▶ ABOUT THIS EXERCISE
Take each line of the entries below that contains "negative" and copy it.

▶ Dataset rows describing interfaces
========================================================================

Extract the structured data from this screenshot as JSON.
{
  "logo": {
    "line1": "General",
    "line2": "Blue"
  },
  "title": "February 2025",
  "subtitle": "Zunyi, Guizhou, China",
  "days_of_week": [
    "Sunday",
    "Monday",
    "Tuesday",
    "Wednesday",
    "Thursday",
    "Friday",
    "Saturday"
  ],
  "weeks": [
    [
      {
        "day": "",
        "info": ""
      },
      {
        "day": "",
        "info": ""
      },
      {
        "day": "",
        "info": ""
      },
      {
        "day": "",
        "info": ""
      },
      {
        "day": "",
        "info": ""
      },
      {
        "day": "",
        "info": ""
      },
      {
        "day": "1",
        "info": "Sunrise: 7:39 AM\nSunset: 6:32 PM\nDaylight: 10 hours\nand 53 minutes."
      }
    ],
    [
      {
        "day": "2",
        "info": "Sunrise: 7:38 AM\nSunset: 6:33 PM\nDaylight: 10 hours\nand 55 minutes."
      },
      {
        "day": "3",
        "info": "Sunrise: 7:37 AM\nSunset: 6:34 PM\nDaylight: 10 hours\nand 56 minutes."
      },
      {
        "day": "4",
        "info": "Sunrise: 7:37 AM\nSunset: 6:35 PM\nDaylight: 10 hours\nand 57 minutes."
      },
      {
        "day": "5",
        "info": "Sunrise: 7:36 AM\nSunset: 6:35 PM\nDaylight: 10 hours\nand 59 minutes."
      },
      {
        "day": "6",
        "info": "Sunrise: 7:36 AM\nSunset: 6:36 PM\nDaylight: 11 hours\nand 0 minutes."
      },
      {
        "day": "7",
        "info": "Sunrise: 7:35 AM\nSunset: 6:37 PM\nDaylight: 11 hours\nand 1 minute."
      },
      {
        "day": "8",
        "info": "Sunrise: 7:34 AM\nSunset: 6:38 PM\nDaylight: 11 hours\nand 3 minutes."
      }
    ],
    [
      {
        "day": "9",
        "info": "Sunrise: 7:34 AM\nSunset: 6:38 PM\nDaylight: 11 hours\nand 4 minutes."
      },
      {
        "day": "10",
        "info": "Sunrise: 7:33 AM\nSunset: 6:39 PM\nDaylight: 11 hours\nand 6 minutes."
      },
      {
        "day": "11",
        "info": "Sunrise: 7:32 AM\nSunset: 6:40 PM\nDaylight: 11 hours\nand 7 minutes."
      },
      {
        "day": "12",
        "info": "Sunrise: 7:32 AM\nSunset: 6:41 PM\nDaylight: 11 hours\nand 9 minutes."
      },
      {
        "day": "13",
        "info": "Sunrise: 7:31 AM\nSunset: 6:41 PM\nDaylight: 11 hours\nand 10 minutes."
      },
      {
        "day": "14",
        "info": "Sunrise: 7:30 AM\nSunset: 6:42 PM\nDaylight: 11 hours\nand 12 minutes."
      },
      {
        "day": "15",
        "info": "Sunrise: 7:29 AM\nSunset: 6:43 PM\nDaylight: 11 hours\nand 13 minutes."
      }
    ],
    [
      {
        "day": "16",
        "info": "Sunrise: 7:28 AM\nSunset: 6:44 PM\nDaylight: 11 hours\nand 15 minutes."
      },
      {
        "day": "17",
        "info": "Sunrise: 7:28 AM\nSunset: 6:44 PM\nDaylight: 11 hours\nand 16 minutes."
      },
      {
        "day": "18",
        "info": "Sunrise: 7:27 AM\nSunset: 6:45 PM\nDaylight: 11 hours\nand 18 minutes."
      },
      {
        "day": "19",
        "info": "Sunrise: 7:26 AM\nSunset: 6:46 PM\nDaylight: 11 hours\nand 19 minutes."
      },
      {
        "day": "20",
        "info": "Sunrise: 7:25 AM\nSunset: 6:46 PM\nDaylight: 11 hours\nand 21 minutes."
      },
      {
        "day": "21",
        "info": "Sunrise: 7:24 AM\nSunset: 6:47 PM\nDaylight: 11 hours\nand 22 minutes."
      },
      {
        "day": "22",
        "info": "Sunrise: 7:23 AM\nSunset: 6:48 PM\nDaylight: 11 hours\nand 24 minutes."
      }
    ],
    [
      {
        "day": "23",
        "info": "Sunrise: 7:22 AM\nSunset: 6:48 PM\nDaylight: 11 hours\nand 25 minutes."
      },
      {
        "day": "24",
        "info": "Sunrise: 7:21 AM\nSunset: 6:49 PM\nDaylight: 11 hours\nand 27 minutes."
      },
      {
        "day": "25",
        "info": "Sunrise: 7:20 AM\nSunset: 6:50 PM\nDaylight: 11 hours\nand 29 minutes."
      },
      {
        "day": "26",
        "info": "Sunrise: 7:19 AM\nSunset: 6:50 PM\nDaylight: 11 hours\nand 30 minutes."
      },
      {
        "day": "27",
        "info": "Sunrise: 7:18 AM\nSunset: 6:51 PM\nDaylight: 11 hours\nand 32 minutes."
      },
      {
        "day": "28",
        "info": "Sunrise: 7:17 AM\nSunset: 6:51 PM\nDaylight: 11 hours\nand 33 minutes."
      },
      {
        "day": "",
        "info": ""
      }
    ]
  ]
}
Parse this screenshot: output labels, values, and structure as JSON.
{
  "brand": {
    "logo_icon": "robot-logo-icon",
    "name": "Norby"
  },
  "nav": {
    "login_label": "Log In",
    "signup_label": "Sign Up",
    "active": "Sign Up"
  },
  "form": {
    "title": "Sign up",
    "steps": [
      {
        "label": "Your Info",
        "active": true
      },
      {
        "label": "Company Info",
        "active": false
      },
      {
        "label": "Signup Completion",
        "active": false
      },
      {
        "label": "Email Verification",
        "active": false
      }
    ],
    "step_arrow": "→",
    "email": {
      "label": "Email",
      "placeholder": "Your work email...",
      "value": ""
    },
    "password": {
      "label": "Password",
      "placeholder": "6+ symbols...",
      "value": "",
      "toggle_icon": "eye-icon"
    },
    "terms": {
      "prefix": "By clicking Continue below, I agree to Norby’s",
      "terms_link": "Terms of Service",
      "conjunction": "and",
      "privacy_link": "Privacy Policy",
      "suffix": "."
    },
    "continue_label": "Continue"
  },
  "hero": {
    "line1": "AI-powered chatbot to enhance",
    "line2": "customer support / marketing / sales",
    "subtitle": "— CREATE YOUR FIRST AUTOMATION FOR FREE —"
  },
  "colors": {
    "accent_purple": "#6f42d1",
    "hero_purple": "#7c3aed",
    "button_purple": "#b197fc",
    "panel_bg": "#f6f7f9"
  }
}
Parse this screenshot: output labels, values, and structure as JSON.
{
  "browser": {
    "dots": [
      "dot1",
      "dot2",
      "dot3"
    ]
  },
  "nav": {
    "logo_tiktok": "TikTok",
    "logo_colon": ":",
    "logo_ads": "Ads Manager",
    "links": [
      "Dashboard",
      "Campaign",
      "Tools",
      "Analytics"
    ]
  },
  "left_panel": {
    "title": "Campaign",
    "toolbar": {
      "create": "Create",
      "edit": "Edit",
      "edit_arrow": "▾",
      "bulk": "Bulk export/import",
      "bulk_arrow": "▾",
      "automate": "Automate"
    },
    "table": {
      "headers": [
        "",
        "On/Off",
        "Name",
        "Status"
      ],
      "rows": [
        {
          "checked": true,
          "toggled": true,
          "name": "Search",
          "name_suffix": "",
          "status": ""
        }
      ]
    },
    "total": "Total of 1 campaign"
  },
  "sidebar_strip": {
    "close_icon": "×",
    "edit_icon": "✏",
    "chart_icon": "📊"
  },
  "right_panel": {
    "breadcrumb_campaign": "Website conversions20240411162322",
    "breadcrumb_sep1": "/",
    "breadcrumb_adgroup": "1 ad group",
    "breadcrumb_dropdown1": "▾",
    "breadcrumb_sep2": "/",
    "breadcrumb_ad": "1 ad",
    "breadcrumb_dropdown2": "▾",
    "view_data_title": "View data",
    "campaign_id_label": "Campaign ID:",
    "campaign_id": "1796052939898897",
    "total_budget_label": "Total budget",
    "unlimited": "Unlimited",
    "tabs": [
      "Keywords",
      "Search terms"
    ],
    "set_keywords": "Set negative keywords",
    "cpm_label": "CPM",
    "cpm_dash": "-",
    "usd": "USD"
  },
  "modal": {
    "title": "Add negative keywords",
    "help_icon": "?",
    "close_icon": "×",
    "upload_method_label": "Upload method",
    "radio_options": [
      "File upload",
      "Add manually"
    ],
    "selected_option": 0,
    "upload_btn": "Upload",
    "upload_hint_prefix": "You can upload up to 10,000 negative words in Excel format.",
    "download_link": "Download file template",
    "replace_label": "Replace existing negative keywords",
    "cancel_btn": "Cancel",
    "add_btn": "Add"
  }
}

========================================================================

▶ WRITTEN RESPONSE
    "set_keywords": "Set negative keywords",
    "title": "Add negative keywords",
    "upload_hint_prefix": "You can upload up to 10,000 negative words in Excel format.",
    "replace_label": "Replace existing negative keywords",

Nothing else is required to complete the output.